Butterflies are proving to be quite generous as they inspire ideas for greater production of green fuels in addition to everything else they’ve inspired. From the March 26, 2012 news item on Nanowerk,
“We were searching the ‘art of blackness’ for the secret of how those black wings [from black butterflies] absorb so much sunlight and reflect so little,” Fan [Tongxiang Fan, Ph.D] explained.…
Fan’s team observed elongated rectangular scales arranged like overlapping shingles on the roof of a house. The butterflies they examined had slightly different scales, but both had ridges running the length of the scale with very small holes on either side that opened up onto an underlying layer.
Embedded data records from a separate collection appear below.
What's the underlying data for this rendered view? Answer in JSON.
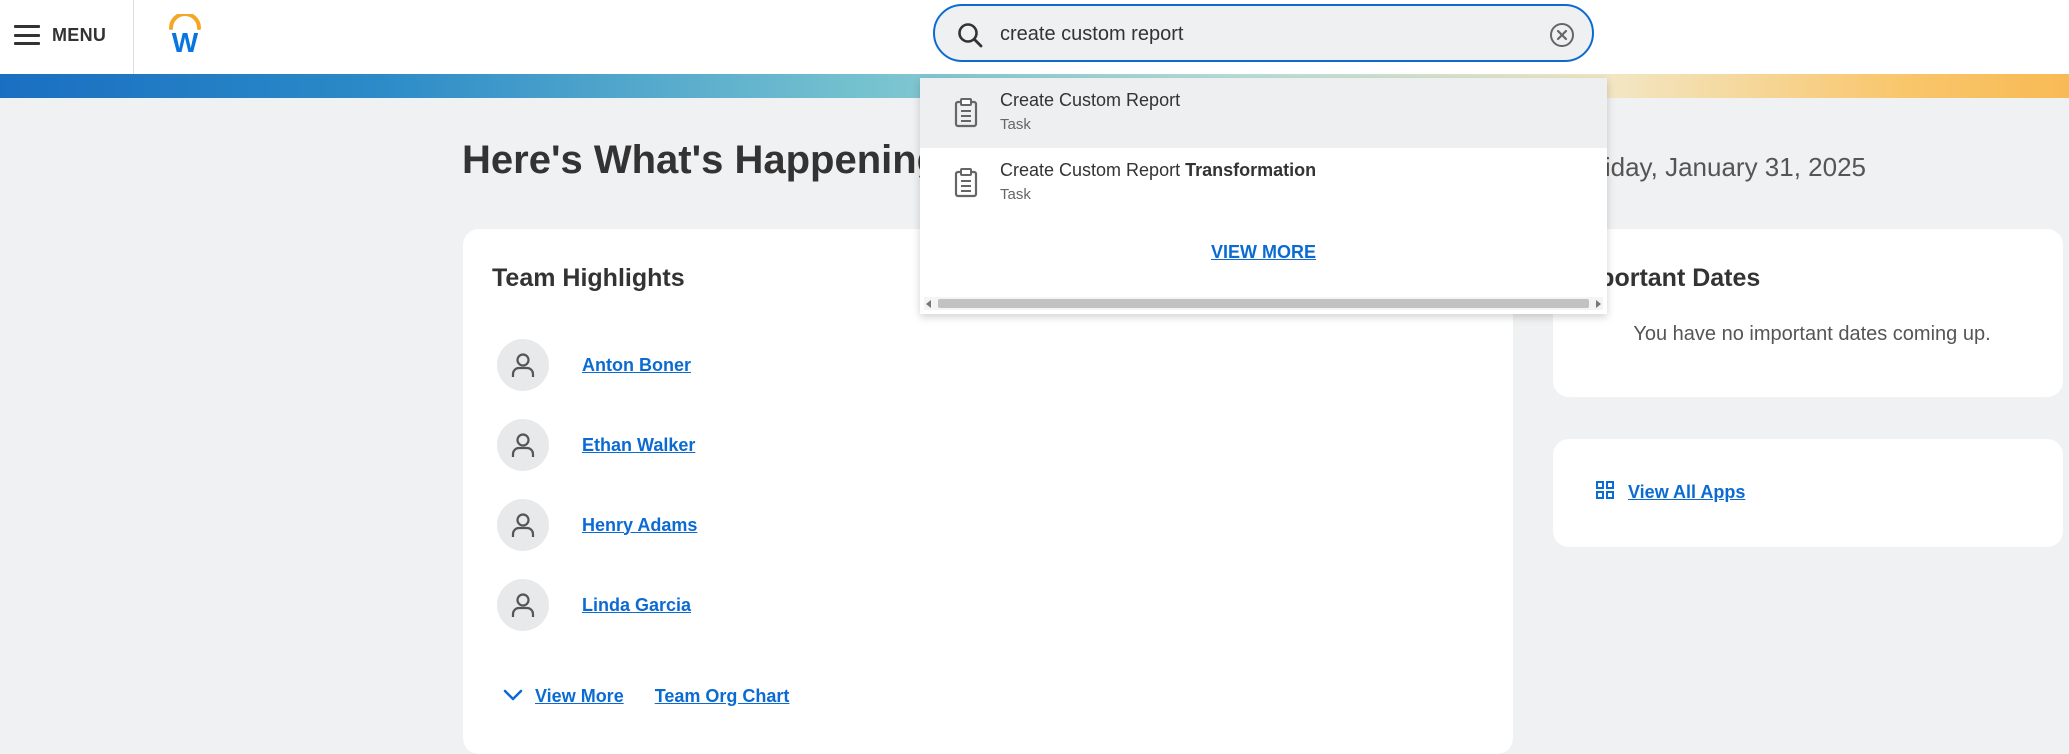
{
  "header": {
    "menu_label": "MENU",
    "logo_letter": "W"
  },
  "search": {
    "value": "create custom report",
    "results": [
      {
        "title": "Create Custom Report",
        "title_bold": "",
        "type": "Task"
      },
      {
        "title": "Create Custom Report ",
        "title_bold": "Transformation",
        "type": "Task"
      }
    ],
    "view_more": "VIEW MORE"
  },
  "page": {
    "title": "Here's What's Happening",
    "date": "Friday, January 31, 2025"
  },
  "team_highlights": {
    "title": "Team Highlights",
    "members": [
      "Anton Boner",
      "Ethan Walker",
      "Henry Adams",
      "Linda Garcia"
    ],
    "view_more": "View More",
    "org_chart": "Team Org Chart"
  },
  "important_dates": {
    "title": "Important Dates",
    "empty_message": "You have no important dates coming up."
  },
  "apps": {
    "view_all": "View All Apps"
  },
  "colors": {
    "accent": "#0b6bd3",
    "brand_orange": "#f5a623",
    "brand_blue": "#0875e1"
  }
}
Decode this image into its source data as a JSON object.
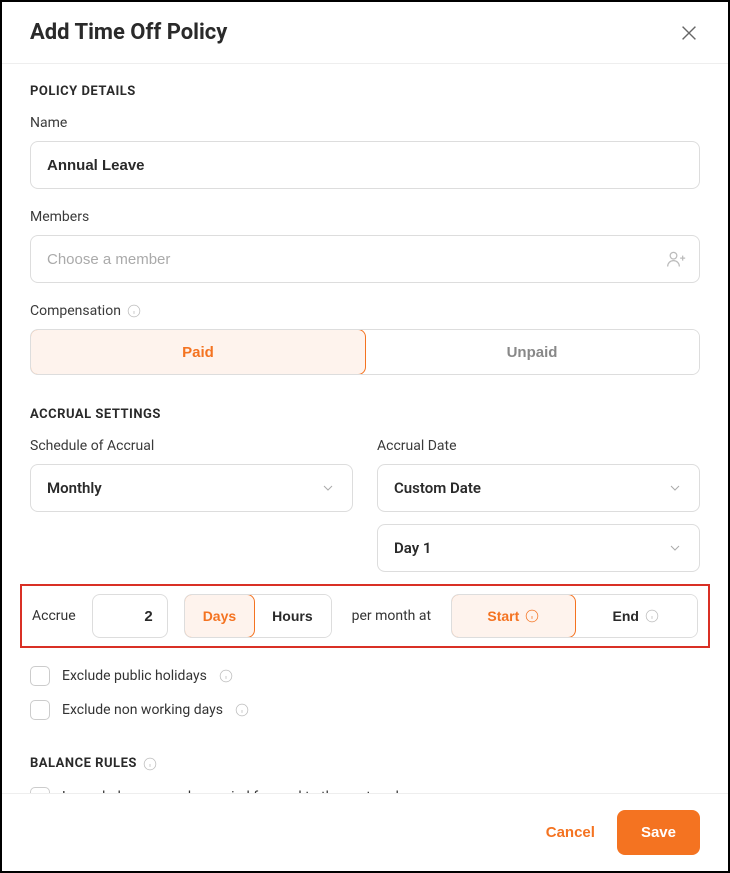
{
  "modal": {
    "title": "Add Time Off Policy"
  },
  "policyDetails": {
    "sectionTitle": "POLICY DETAILS",
    "nameLabel": "Name",
    "nameValue": "Annual Leave",
    "membersLabel": "Members",
    "membersPlaceholder": "Choose a member",
    "compensationLabel": "Compensation",
    "compensation": {
      "paid": "Paid",
      "unpaid": "Unpaid"
    }
  },
  "accrual": {
    "sectionTitle": "ACCRUAL SETTINGS",
    "scheduleLabel": "Schedule of Accrual",
    "scheduleValue": "Monthly",
    "dateLabel": "Accrual Date",
    "dateValue": "Custom Date",
    "dayValue": "Day 1",
    "accrueLabel": "Accrue",
    "accrueAmount": "2",
    "unitDays": "Days",
    "unitHours": "Hours",
    "perMonthAt": "per month at",
    "start": "Start",
    "end": "End",
    "excludeHolidays": "Exclude public holidays",
    "excludeNonWorking": "Exclude non working days"
  },
  "balance": {
    "sectionTitle": "BALANCE RULES",
    "carryForward": "Leave balances can be carried forward to the next cycle"
  },
  "footer": {
    "cancel": "Cancel",
    "save": "Save"
  }
}
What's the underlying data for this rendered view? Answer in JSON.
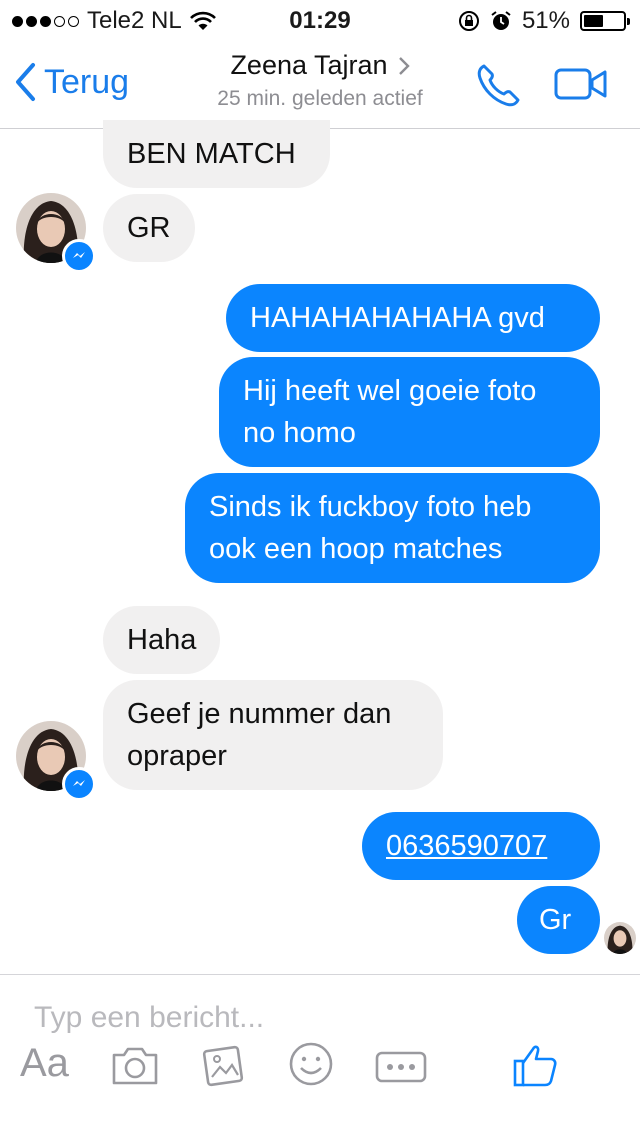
{
  "status": {
    "carrier": "Tele2 NL",
    "time": "01:29",
    "battery": "51%",
    "battery_level": 0.51
  },
  "nav": {
    "back_label": "Terug",
    "contact_name": "Zeena Tajran",
    "activity": "25 min. geleden actief"
  },
  "messages": [
    {
      "dir": "in",
      "text": "BEN MATCH"
    },
    {
      "dir": "in",
      "text": "GR"
    },
    {
      "dir": "out",
      "text": "HAHAHAHAHAHA gvd"
    },
    {
      "dir": "out",
      "line1": "Hij heeft wel goeie foto",
      "line2": "no homo"
    },
    {
      "dir": "out",
      "line1": "Sinds ik fuckboy foto heb",
      "line2": "ook een hoop matches"
    },
    {
      "dir": "in",
      "text": "Haha"
    },
    {
      "dir": "in",
      "line1": "Geef je nummer dan",
      "line2": "opraper"
    },
    {
      "dir": "out",
      "text": "0636590707"
    },
    {
      "dir": "out",
      "text": "Gr"
    }
  ],
  "composer": {
    "placeholder": "Typ een bericht...",
    "aa_label": "Aa"
  },
  "icons": [
    "back-chevron-icon",
    "phone-icon",
    "video-icon",
    "messenger-badge-icon",
    "camera-icon",
    "photo-icon",
    "smiley-icon",
    "more-icon",
    "thumbs-up-icon",
    "wifi-icon",
    "orientation-lock-icon",
    "alarm-icon"
  ],
  "colors": {
    "accent": "#0a84ff",
    "incoming_bubble": "#f1f0f0"
  }
}
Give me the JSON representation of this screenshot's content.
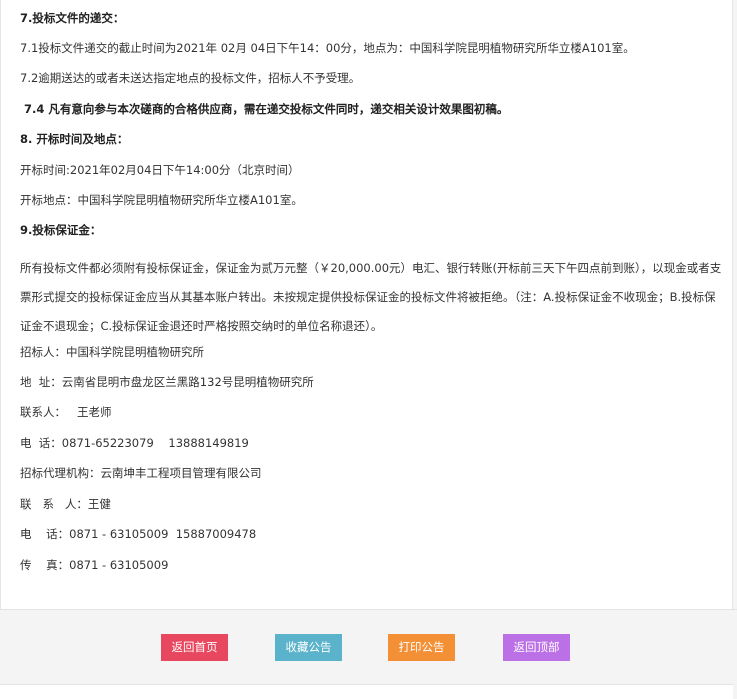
{
  "section7": {
    "heading": "7.投标文件的递交：",
    "item1": "7.1投标文件递交的截止时间为2021年 02月 04日下午14：00分，地点为：中国科学院昆明植物研究所华立楼A101室。",
    "item2": "7.2逾期送达的或者未送达指定地点的投标文件，招标人不予受理。",
    "item4": " 7.4 凡有意向参与本次磋商的合格供应商，需在递交投标文件同时，递交相关设计效果图初稿。"
  },
  "section8": {
    "heading": "8. 开标时间及地点：",
    "time": "开标时间:2021年02月04日下午14:00分（北京时间）",
    "place": "开标地点：中国科学院昆明植物研究所华立楼A101室。"
  },
  "section9": {
    "heading": "9.投标保证金：",
    "body": "所有投标文件都必须附有投标保证金，保证金为贰万元整（￥20,000.00元）电汇、银行转账(开标前三天下午四点前到账），以现金或者支票形式提交的投标保证金应当从其基本账户转出。未按规定提供投标保证金的投标文件将被拒绝。（注：A.投标保证金不收现金；B.投标保证金不退现金；C.投标保证金退还时严格按照交纳时的单位名称退还）。"
  },
  "contacts": {
    "tenderer": "招标人：中国科学院昆明植物研究所",
    "address": "地  址：云南省昆明市盘龙区兰黑路132号昆明植物研究所",
    "contact": "联系人：   王老师",
    "phone": "电  话：0871-65223079    13888149819",
    "agency": "招标代理机构：云南坤丰工程项目管理有限公司",
    "agency_contact": "联   系   人：王健",
    "agency_phone": "电    话：0871 - 63105009  15887009478",
    "agency_fax": "传    真：0871 - 63105009"
  },
  "footer": {
    "buttons": [
      {
        "label": "返回首页",
        "color": "#e8485f"
      },
      {
        "label": "收藏公告",
        "color": "#5bb3cb"
      },
      {
        "label": "打印公告",
        "color": "#f39036"
      },
      {
        "label": "返回顶部",
        "color": "#bb70e6"
      }
    ]
  }
}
The steep walls of the ridges help funnel light into the holes, Fan explained. The walls absorb longer wavelengths of light while allowing shorter wavelengths to reach a membrane below the scales. Using the images of the scales, the researchers created computer models to confirm this filtering effect. The nano-hole arrays change from wave guides for short wavelengths to barriers and absorbers for longer wavelengths, which act just like a high-pass filtering layer.
The group used actual butterfly-wing structures to collect sunlight, employing them as templates to synthesize solar-collecting materials. They chose the black wings of the Asian butterfly Papilio helenus Linnaeus, or Red Helen, and transformed them to titanium dioxide by a process known as dip-calcining. Titanium dioxide is used as a catalyst to split water molecules into hydrogen and oxygen. Fan’s group paired this butterfly-wing patterned titanium dioxide with platinum nanoparticles to increase its water-splitting power. The butterfly-wing compound catalyst produced hydrogen gas from water at more than twice the rate of the unstructured compound catalyst on its own.
This work was presented at the American Chemical Society’s 243rd annual meeting themed Chemistry of Life in San Diego, California, March 25-29, 2012.
As I’ve noted previously, although that was specific to Morpho butterflies (my Feb. 14, 2012 posting), butterflies are being very generous with their intellectual property.